---- SUPPLIED MATERIAL
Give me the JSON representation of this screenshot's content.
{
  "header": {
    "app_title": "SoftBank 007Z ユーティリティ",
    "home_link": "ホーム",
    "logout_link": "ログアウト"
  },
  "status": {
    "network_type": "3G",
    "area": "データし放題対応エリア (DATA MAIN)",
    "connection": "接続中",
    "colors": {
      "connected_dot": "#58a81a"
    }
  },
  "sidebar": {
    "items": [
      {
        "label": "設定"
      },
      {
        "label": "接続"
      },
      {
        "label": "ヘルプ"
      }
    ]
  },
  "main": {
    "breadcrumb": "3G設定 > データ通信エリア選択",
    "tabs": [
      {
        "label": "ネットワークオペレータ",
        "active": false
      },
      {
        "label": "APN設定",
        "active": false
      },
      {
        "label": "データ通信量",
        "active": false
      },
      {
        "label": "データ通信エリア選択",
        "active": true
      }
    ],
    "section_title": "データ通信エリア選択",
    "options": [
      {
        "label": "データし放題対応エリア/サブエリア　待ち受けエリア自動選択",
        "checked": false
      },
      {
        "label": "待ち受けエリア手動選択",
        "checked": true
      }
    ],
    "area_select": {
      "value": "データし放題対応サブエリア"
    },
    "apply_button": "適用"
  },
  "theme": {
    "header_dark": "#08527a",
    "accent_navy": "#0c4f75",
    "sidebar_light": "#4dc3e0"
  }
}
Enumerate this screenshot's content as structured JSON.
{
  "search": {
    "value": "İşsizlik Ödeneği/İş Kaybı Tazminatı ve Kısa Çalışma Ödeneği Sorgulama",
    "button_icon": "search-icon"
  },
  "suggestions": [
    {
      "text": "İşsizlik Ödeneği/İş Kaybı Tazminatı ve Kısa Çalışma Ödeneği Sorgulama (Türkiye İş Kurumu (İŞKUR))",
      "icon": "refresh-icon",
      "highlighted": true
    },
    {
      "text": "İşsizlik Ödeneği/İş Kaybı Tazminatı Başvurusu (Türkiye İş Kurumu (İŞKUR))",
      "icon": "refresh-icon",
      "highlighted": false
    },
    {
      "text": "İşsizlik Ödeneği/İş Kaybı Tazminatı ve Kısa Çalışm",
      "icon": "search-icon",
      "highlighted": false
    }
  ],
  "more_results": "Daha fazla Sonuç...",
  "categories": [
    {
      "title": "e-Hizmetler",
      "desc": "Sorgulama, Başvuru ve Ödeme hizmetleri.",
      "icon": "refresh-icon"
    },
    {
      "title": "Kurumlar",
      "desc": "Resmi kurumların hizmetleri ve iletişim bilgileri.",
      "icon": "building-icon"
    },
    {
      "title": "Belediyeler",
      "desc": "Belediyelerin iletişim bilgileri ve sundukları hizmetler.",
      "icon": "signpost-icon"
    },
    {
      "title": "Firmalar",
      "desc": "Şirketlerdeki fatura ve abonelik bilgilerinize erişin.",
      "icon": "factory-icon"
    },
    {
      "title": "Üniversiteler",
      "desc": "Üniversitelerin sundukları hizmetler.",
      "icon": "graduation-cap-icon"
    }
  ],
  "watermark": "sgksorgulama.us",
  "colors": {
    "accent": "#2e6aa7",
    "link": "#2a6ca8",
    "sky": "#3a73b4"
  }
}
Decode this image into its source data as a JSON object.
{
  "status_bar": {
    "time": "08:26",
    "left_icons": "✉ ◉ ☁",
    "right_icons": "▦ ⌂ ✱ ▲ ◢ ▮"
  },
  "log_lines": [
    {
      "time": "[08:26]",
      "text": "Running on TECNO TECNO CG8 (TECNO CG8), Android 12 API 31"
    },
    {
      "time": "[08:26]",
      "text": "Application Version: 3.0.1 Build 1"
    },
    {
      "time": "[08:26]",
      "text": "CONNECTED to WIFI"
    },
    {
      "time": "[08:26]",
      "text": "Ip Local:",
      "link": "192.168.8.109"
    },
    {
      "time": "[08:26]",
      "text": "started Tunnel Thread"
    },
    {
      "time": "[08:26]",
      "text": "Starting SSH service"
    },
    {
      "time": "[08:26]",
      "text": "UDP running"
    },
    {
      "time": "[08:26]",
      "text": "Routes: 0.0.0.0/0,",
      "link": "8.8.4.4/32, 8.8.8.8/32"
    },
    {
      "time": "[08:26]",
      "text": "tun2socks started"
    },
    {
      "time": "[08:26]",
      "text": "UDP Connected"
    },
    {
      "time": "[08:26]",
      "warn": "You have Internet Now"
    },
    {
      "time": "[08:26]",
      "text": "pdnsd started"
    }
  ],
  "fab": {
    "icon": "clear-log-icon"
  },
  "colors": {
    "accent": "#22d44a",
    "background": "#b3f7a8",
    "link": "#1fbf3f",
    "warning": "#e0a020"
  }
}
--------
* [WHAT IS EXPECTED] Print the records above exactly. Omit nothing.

* [REPLY]
Give me the JSON representation of this screenshot's content.
{
  "header": {
    "app_title": "SoftBank 007Z ユーティリティ",
    "home_link": "ホーム",
    "logout_link": "ログアウト"
  },
  "status": {
    "network_type": "3G",
    "area": "データし放題対応エリア (DATA MAIN)",
    "connection": "接続中",
    "colors": {
      "connected_dot": "#58a81a"
    }
  },
  "sidebar": {
    "items": [
      {
        "label": "設定"
      },
      {
        "label": "接続"
      },
      {
        "label": "ヘルプ"
      }
    ]
  },
  "main": {
    "breadcrumb": "3G設定 > データ通信エリア選択",
    "tabs": [
      {
        "label": "ネットワークオペレータ",
        "active": false
      },
      {
        "label": "APN設定",
        "active": false
      },
      {
        "label": "データ通信量",
        "active": false
      },
      {
        "label": "データ通信エリア選択",
        "active": true
      }
    ],
    "section_title": "データ通信エリア選択",
    "options": [
      {
        "label": "データし放題対応エリア/サブエリア　待ち受けエリア自動選択",
        "checked": false
      },
      {
        "label": "待ち受けエリア手動選択",
        "checked": true
      }
    ],
    "area_select": {
      "value": "データし放題対応サブエリア"
    },
    "apply_button": "適用"
  },
  "theme": {
    "header_dark": "#08527a",
    "accent_navy": "#0c4f75",
    "sidebar_light": "#4dc3e0"
  }
}
Enumerate this screenshot's content as structured JSON.
{
  "search": {
    "value": "İşsizlik Ödeneği/İş Kaybı Tazminatı ve Kısa Çalışma Ödeneği Sorgulama",
    "button_icon": "search-icon"
  },
  "suggestions": [
    {
      "text": "İşsizlik Ödeneği/İş Kaybı Tazminatı ve Kısa Çalışma Ödeneği Sorgulama (Türkiye İş Kurumu (İŞKUR))",
      "icon": "refresh-icon",
      "highlighted": true
    },
    {
      "text": "İşsizlik Ödeneği/İş Kaybı Tazminatı Başvurusu (Türkiye İş Kurumu (İŞKUR))",
      "icon": "refresh-icon",
      "highlighted": false
    },
    {
      "text": "İşsizlik Ödeneği/İş Kaybı Tazminatı ve Kısa Çalışm",
      "icon": "search-icon",
      "highlighted": false
    }
  ],
  "more_results": "Daha fazla Sonuç...",
  "categories": [
    {
      "title": "e-Hizmetler",
      "desc": "Sorgulama, Başvuru ve Ödeme hizmetleri.",
      "icon": "refresh-icon"
    },
    {
      "title": "Kurumlar",
      "desc": "Resmi kurumların hizmetleri ve iletişim bilgileri.",
      "icon": "building-icon"
    },
    {
      "title": "Belediyeler",
      "desc": "Belediyelerin iletişim bilgileri ve sundukları hizmetler.",
      "icon": "signpost-icon"
    },
    {
      "title": "Firmalar",
      "desc": "Şirketlerdeki fatura ve abonelik bilgilerinize erişin.",
      "icon": "factory-icon"
    },
    {
      "title": "Üniversiteler",
      "desc": "Üniversitelerin sundukları hizmetler.",
      "icon": "graduation-cap-icon"
    }
  ],
  "watermark": "sgksorgulama.us",
  "colors": {
    "accent": "#2e6aa7",
    "link": "#2a6ca8",
    "sky": "#3a73b4"
  }
}
Decode this image into its source data as a JSON object.
{
  "status_bar": {
    "time": "08:26",
    "left_icons": "✉ ◉ ☁",
    "right_icons": "▦ ⌂ ✱ ▲ ◢ ▮"
  },
  "log_lines": [
    {
      "time": "[08:26]",
      "text": "Running on TECNO TECNO CG8 (TECNO CG8), Android 12 API 31"
    },
    {
      "time": "[08:26]",
      "text": "Application Version: 3.0.1 Build 1"
    },
    {
      "time": "[08:26]",
      "text": "CONNECTED to WIFI"
    },
    {
      "time": "[08:26]",
      "text": "Ip Local:",
      "link": "192.168.8.109"
    },
    {
      "time": "[08:26]",
      "text": "started Tunnel Thread"
    },
    {
      "time": "[08:26]",
      "text": "Starting SSH service"
    },
    {
      "time": "[08:26]",
      "text": "UDP running"
    },
    {
      "time": "[08:26]",
      "text": "Routes: 0.0.0.0/0,",
      "link": "8.8.4.4/32, 8.8.8.8/32"
    },
    {
      "time": "[08:26]",
      "text": "tun2socks started"
    },
    {
      "time": "[08:26]",
      "text": "UDP Connected"
    },
    {
      "time": "[08:26]",
      "warn": "You have Internet Now"
    },
    {
      "time": "[08:26]",
      "text": "pdnsd started"
    }
  ],
  "fab": {
    "icon": "clear-log-icon"
  },
  "colors": {
    "accent": "#22d44a",
    "background": "#b3f7a8",
    "link": "#1fbf3f",
    "warning": "#e0a020"
  }
}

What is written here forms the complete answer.